By the OPSEU/SEFPO Coalition of Racialized Workers, for inSolidarity Newsletter
From local presidents to the Executive Board, OPSEU/SEFPO leadership is mostly white. There are clear barriers for racialized workers to meaningfully participate in our union.
OPSEU/SEFPO has committed to a mandate of equity and inclusion. But the lack of representation of racialized members of our union in leadership positions and at union events shows that a lot more needs to be done. Each region faces their own unique challenges with member engagement, and it is even more difficult to reach racialized members.
“Black people have to endure and work harder to receive acknowledgement from our fellow OPSEU/SEFPO brothers and sisters,” says Peter Thompson, Chair of the Coalition of Racialized Workers.
“As a Black member of OPSEU/SEFPO, I am a local president, a labour management chair, and I serve on several OPSEU/SEFPO regional and provincial committees, including the Coalition of Racialized Workers,” says Michael Hamilton, Region 3 Representative for CoRW and inSolidarity Committee member. “However, I am the exception, not the norm. Many racialized members are not even aware of the process of becoming more involved in the union.”
Here are some suggestions for reaching out to racialized members of OPSEU/SEFPO.
Break down barriers to getting involved at the local level
It can be hard to get involved at the local level when even steward elections turn into popularity contests, and gatekeeping discourages participation. Locals need to encourage racialized members to get involved by actively reaching out to members who aren’t engaged yet and finding meaningful ways for them to be involved in their local.
It’s important to make sure information about local meetings and events is distributed to all members in the local. Make sure every member knows the process for joining a committee, running for a local position, or attending a GMM. Find ways to make everyone feel welcome to attend union meetings. Encourage racialized members to run for positions in the local.
If racialized members have difficulty even engaging on the local level, how can anyone expect them to become more involved at the regional or provincial level?
Vote in favour of equity seats on the OPSEU/SEFPO Executive Board
We need the perspective of more racialized members at all levels of the union, including the Executive Board. At Convention 2023, there will be a Constitutional amendment put forth to add seven Equity positions on OPSEU/SEFPO’s Executive Board. Each of the seven new board members will be directly chosen by members who self-identify with an equity-deserving group. For example, one of the new Equity Board Members will be a member who is racialized, and who is chosen by members who are racialized. Another Equity Board Member will be a member who is Indigenous, and who is chosen by Indigenous members.
This amendment will help to ensure that OPSEU/SEFPO’s Executive Board better reflects the diversity of our membership.
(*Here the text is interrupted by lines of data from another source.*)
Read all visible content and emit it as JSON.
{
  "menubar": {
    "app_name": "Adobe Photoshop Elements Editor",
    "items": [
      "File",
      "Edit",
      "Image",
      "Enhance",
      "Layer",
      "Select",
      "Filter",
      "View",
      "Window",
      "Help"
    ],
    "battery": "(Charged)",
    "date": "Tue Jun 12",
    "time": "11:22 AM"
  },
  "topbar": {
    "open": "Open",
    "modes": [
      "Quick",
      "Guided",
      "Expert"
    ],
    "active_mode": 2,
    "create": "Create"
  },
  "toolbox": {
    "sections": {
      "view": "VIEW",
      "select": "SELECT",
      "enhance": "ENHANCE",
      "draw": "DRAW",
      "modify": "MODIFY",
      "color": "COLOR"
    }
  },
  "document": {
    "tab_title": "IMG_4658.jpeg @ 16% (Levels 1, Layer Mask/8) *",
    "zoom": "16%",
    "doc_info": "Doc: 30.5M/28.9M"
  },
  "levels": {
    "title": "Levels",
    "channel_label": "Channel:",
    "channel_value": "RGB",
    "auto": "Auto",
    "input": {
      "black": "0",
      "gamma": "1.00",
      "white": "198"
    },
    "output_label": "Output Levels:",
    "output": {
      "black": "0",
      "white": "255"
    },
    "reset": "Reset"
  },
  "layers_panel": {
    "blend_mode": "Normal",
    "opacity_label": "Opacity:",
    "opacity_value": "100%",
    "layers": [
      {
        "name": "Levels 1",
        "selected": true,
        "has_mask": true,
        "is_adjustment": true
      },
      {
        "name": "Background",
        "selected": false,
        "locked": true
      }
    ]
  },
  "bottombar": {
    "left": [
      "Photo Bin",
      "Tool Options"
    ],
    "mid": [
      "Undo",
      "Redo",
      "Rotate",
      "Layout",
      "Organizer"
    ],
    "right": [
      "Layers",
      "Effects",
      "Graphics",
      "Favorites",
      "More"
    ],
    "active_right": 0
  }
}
If you’re a delegate to Convention this year, the Coalition encourages you to vote yes to this Constitutional amendment.
Better promotion of events at the regional and provincial level
Every year, the Coalition of Racialized Workers holds many events, including Black History Month events this past February. Much more needs to be done to reach out to all members to encourage them to attend these important events. The Coalition encourages Executive Board Members, local presidents, and the central union to promote these events to all members, and encourage them to attend.
It’s important for OPSEU/SEFPO to make sure that information about all regional and provincial events, like regional educationals, bargaining conferences, and Convention reaches all members – that includes information on how to attend, become a delegate or alternate, and run for election.
But information isn’t enough. It’s up to all union activists to reach out to members who aren’t involved in the union, including racialized members, and encourage them to apply, attend or stand for election.
We need better member engagement in order for OPSEU/SEFPO to rise to the levels that all of us as members know it can reach. Racialized members want to be included in this process, because many of us have the best interests of OPSEU/SEFPO at heart. We want this union to prosper and to be one of the key beacons of light in the labour movement.